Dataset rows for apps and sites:
::::

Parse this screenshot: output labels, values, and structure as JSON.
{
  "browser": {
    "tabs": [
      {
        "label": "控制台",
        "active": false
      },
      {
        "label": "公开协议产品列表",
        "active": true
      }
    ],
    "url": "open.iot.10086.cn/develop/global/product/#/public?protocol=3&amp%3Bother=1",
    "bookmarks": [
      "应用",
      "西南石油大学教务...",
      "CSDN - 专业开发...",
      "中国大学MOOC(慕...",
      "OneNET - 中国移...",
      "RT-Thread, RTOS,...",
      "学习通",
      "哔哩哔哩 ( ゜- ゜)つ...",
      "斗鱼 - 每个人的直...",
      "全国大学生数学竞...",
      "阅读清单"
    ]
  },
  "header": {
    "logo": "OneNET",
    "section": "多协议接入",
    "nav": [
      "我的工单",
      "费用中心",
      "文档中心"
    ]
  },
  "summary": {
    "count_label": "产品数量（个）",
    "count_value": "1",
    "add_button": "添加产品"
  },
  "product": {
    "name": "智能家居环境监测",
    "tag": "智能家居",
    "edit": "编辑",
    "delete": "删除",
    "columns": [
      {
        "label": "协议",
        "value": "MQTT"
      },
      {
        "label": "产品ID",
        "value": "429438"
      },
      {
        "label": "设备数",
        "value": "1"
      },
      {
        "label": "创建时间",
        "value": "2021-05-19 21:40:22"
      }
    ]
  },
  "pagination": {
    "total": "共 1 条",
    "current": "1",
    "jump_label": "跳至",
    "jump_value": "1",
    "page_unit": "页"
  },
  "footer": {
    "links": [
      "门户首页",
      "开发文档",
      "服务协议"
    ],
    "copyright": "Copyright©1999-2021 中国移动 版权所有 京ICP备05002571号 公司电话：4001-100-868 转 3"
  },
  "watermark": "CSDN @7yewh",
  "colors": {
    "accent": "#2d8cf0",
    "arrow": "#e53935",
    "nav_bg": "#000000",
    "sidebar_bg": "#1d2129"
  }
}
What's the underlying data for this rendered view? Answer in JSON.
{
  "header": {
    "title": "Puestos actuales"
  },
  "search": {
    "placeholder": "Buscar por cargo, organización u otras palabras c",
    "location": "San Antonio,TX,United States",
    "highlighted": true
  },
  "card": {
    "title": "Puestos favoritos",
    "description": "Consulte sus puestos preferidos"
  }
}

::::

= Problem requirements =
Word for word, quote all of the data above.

= Result of the task =
Parse this screenshot: output labels, values, and structure as JSON.
{
  "browser": {
    "tabs": [
      {
        "label": "控制台",
        "active": false
      },
      {
        "label": "公开协议产品列表",
        "active": true
      }
    ],
    "url": "open.iot.10086.cn/develop/global/product/#/public?protocol=3&amp%3Bother=1",
    "bookmarks": [
      "应用",
      "西南石油大学教务...",
      "CSDN - 专业开发...",
      "中国大学MOOC(慕...",
      "OneNET - 中国移...",
      "RT-Thread, RTOS,...",
      "学习通",
      "哔哩哔哩 ( ゜- ゜)つ...",
      "斗鱼 - 每个人的直...",
      "全国大学生数学竞...",
      "阅读清单"
    ]
  },
  "header": {
    "logo": "OneNET",
    "section": "多协议接入",
    "nav": [
      "我的工单",
      "费用中心",
      "文档中心"
    ]
  },
  "summary": {
    "count_label": "产品数量（个）",
    "count_value": "1",
    "add_button": "添加产品"
  },
  "product": {
    "name": "智能家居环境监测",
    "tag": "智能家居",
    "edit": "编辑",
    "delete": "删除",
    "columns": [
      {
        "label": "协议",
        "value": "MQTT"
      },
      {
        "label": "产品ID",
        "value": "429438"
      },
      {
        "label": "设备数",
        "value": "1"
      },
      {
        "label": "创建时间",
        "value": "2021-05-19 21:40:22"
      }
    ]
  },
  "pagination": {
    "total": "共 1 条",
    "current": "1",
    "jump_label": "跳至",
    "jump_value": "1",
    "page_unit": "页"
  },
  "footer": {
    "links": [
      "门户首页",
      "开发文档",
      "服务协议"
    ],
    "copyright": "Copyright©1999-2021 中国移动 版权所有 京ICP备05002571号 公司电话：4001-100-868 转 3"
  },
  "watermark": "CSDN @7yewh",
  "colors": {
    "accent": "#2d8cf0",
    "arrow": "#e53935",
    "nav_bg": "#000000",
    "sidebar_bg": "#1d2129"
  }
}
What's the underlying data for this rendered view? Answer in JSON.
{
  "header": {
    "title": "Puestos actuales"
  },
  "search": {
    "placeholder": "Buscar por cargo, organización u otras palabras c",
    "location": "San Antonio,TX,United States",
    "highlighted": true
  },
  "card": {
    "title": "Puestos favoritos",
    "description": "Consulte sus puestos preferidos"
  }
}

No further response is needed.